**Work instruction:** Locate the string "software" throughout the material and copy every line in which it occurs.

+===+

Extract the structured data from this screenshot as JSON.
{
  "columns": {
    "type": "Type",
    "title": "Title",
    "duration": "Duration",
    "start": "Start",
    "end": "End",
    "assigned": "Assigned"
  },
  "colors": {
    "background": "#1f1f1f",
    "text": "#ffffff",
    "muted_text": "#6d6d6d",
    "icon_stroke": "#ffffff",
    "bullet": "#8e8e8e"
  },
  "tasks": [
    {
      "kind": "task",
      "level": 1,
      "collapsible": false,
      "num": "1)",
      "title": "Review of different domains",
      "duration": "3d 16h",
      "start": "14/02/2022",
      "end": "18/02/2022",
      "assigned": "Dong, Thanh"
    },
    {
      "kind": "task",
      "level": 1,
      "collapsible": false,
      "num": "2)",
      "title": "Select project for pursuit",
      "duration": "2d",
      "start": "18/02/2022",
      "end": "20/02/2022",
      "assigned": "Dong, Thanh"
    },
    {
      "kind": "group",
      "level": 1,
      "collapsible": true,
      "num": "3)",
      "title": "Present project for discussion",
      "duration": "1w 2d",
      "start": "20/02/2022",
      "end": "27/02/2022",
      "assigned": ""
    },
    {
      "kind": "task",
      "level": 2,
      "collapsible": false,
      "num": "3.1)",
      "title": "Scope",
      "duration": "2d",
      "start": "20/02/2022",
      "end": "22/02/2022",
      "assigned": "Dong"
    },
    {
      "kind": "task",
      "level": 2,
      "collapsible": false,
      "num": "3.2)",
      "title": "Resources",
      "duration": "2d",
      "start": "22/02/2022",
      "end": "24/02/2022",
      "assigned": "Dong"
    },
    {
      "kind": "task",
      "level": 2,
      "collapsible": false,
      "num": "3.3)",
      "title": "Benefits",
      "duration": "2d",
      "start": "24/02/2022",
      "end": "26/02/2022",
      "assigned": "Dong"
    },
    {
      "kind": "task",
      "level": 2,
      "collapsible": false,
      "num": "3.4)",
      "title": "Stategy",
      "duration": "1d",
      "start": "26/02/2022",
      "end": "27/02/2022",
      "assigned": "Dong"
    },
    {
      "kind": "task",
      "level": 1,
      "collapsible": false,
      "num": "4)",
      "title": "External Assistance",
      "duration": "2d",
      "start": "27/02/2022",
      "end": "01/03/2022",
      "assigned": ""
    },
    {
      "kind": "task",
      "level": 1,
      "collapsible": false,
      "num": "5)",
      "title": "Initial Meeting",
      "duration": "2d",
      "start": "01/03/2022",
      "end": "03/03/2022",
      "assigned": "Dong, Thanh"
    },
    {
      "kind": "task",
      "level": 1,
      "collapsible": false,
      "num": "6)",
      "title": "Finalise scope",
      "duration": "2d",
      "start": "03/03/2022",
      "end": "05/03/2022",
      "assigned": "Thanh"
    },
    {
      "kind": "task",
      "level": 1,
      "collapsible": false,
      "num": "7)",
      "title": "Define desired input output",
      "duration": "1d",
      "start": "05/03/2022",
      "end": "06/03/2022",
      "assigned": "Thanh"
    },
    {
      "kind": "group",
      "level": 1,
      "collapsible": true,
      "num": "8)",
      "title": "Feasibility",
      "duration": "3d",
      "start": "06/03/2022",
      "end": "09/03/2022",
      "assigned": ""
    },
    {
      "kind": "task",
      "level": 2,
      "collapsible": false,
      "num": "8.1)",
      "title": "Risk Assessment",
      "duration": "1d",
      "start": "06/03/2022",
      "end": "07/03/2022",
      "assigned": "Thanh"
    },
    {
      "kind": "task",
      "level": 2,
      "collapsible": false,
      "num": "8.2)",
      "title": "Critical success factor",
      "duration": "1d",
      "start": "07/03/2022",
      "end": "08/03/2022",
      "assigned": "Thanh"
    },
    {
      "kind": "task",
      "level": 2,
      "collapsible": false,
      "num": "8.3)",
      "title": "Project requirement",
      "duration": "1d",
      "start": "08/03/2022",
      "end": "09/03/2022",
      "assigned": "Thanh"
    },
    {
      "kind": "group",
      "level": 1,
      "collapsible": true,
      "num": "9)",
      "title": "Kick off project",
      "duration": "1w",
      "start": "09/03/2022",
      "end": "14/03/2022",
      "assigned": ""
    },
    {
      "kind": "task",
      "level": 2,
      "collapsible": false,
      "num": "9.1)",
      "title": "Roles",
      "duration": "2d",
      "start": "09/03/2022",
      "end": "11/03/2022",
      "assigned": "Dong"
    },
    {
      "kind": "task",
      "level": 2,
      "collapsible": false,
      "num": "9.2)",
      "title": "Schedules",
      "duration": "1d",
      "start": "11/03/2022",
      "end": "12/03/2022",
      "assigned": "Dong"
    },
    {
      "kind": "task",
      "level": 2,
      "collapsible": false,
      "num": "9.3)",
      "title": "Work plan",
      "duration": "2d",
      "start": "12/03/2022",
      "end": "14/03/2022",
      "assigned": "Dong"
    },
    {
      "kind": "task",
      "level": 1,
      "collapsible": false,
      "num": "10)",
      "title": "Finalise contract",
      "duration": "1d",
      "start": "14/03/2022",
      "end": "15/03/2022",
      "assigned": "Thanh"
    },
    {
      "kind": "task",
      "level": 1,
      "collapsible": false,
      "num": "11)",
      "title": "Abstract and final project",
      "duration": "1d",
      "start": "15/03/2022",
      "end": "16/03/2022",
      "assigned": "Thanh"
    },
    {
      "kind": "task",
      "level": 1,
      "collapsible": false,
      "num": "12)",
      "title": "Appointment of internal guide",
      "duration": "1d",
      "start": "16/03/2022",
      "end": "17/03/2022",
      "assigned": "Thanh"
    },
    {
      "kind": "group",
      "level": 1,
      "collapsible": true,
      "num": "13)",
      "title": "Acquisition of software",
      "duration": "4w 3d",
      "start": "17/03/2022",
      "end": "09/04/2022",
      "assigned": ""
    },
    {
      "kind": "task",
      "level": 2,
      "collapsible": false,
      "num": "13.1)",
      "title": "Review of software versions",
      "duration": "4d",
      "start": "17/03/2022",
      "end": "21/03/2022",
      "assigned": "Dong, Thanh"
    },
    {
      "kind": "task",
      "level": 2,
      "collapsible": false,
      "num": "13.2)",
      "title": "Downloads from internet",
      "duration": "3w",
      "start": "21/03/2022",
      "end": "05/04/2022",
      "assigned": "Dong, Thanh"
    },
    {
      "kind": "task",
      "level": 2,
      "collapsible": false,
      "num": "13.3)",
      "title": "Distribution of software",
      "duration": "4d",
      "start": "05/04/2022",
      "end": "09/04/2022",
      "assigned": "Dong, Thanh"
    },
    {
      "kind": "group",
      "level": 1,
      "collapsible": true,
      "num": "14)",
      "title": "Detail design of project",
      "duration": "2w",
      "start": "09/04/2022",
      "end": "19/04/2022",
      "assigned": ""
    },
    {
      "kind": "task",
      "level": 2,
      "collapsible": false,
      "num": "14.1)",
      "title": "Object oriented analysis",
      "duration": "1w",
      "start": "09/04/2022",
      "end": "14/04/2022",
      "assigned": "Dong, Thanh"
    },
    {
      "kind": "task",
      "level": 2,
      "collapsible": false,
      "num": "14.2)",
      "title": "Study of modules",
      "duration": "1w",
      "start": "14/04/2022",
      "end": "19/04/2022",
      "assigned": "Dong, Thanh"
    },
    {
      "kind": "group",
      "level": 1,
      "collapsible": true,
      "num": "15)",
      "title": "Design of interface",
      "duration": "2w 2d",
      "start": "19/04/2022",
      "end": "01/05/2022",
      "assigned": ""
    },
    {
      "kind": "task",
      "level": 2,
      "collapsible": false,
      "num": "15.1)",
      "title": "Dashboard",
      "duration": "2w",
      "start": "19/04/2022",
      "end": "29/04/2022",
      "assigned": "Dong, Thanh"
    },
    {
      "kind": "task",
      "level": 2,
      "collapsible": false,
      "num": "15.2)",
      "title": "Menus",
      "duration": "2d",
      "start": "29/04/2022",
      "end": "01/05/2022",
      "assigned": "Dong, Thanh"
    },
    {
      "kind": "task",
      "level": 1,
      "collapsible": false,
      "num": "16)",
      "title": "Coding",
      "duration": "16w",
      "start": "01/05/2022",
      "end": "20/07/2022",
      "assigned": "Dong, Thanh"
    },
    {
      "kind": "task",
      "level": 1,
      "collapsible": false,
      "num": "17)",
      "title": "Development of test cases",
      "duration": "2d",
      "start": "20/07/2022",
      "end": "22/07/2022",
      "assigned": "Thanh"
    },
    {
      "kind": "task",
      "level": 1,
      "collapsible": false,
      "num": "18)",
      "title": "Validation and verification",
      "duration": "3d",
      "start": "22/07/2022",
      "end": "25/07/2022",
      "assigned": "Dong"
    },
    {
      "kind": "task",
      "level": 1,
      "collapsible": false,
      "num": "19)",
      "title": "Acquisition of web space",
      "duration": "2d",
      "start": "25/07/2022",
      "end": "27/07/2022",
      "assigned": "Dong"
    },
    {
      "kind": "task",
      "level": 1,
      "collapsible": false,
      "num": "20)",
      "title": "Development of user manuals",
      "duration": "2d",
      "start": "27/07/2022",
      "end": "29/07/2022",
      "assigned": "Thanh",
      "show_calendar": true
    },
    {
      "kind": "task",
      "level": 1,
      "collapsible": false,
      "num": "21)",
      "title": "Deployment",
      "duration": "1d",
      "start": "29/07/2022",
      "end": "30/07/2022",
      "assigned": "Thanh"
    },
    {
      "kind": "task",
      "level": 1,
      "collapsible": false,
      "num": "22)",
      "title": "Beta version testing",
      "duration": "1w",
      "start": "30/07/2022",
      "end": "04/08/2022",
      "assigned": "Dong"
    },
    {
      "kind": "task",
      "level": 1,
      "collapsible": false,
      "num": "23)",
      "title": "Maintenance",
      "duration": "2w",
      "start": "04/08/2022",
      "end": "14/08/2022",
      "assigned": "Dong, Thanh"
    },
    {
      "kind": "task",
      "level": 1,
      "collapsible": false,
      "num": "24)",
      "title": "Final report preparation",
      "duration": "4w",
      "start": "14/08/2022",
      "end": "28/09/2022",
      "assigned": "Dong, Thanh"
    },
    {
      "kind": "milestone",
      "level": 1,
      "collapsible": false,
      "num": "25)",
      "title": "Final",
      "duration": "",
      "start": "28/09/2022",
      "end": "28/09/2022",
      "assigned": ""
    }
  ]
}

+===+

**Exercise result:**
      "title": "Acquisition of software",
      "title": "Review of software versions",
      "title": "Distribution of software",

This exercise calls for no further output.